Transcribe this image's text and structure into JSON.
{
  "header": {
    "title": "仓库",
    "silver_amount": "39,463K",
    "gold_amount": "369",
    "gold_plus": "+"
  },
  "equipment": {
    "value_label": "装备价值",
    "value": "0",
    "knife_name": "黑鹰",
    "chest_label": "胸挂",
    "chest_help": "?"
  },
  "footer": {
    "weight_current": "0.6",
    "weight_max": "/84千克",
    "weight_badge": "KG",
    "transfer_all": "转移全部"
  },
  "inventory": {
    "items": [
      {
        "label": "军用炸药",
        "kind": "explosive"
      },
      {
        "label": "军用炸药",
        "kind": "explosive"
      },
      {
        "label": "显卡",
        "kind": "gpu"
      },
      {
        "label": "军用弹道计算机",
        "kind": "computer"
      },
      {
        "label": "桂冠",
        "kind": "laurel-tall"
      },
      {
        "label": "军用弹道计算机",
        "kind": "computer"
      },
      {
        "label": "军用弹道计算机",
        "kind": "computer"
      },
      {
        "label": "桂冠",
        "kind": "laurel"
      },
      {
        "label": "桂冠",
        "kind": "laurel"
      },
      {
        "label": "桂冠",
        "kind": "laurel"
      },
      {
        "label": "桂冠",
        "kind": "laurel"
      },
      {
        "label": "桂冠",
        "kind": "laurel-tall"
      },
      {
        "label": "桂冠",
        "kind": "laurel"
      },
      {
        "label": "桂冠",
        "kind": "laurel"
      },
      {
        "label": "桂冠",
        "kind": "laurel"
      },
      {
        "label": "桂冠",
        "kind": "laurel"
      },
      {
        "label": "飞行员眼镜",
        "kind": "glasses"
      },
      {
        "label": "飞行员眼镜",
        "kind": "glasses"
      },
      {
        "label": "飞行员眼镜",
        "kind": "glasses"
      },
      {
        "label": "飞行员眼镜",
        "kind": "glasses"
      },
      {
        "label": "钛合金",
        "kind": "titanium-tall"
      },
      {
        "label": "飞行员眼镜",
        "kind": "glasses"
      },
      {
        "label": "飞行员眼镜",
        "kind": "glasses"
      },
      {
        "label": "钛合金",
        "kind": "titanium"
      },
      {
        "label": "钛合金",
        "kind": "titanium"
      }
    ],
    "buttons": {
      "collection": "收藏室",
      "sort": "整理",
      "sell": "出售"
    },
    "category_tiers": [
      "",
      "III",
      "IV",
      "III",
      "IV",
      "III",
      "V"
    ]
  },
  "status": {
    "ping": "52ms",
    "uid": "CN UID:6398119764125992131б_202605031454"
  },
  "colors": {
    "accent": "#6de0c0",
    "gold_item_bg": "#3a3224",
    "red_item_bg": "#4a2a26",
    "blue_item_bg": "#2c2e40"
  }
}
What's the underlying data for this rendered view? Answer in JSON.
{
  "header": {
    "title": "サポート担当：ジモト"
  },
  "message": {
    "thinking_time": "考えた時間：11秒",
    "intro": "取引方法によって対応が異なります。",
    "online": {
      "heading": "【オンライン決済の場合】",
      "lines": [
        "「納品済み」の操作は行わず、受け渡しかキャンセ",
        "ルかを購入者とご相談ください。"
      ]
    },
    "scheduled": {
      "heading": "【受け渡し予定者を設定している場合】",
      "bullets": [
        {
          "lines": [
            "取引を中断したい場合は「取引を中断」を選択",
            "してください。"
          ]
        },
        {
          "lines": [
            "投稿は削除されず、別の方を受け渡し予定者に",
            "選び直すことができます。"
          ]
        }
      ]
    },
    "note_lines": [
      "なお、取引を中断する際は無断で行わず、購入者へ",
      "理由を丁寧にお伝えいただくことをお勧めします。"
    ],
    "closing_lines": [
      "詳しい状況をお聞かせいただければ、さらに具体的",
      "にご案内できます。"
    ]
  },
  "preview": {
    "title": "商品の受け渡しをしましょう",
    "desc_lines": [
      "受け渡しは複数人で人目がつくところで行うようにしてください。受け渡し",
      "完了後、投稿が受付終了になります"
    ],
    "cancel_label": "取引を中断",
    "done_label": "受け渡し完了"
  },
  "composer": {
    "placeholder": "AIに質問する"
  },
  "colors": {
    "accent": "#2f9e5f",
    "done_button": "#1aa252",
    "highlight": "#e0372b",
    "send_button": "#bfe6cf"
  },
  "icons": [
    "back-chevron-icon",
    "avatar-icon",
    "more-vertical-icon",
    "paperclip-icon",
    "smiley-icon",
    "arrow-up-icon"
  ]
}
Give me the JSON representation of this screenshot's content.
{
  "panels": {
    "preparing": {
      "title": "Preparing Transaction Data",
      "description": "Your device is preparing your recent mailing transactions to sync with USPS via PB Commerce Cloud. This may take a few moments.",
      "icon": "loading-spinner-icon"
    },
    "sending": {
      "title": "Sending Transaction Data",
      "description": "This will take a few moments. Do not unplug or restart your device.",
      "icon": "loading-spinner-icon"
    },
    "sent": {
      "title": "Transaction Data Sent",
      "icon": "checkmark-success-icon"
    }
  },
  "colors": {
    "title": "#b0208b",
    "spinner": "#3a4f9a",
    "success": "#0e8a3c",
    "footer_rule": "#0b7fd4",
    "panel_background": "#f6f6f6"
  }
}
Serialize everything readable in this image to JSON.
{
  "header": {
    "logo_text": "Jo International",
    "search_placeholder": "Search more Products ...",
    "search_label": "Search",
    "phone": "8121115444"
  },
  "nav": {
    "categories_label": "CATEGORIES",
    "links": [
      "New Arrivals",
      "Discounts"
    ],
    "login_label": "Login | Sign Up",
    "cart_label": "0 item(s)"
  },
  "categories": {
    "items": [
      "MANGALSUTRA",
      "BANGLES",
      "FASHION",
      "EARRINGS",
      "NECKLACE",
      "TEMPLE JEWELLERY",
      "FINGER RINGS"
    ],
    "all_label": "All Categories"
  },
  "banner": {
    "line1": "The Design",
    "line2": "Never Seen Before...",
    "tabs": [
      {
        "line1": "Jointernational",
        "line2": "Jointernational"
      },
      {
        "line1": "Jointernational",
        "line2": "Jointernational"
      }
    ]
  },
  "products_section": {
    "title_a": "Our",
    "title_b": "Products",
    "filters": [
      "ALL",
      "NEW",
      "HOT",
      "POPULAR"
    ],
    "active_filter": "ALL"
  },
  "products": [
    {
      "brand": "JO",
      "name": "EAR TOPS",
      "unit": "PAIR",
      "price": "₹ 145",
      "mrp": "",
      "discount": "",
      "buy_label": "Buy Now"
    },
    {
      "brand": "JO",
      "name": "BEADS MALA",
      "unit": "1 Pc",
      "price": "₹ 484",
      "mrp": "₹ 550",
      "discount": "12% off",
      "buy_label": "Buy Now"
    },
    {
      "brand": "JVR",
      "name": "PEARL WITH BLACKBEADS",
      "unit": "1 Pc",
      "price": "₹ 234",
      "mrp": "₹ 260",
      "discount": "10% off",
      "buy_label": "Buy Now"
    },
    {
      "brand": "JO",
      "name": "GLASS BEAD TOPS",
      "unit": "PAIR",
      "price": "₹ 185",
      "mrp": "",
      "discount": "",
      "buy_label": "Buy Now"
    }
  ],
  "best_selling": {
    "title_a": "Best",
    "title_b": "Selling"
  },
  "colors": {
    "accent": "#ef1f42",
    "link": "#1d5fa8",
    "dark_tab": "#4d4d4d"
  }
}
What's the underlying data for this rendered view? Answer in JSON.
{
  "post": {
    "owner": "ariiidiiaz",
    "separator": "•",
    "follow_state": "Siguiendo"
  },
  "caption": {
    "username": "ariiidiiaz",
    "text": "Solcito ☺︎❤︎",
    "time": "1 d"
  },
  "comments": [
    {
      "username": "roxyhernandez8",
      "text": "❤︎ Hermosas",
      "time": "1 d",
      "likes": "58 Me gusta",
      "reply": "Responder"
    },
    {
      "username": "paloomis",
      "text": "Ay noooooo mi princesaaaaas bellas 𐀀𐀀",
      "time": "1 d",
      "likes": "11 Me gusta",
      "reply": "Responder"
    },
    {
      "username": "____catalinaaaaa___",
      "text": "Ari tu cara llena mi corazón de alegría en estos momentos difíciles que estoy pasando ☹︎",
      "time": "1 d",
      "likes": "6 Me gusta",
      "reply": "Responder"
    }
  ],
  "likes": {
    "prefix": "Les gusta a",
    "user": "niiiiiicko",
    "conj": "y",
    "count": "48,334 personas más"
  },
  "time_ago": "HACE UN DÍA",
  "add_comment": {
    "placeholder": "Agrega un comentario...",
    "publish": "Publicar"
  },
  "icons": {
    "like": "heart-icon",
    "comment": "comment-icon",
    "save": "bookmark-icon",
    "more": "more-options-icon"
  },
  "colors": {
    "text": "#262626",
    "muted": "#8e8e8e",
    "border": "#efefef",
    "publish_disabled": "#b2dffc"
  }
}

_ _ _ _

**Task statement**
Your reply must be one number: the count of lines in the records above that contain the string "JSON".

**Output for this exercise**
5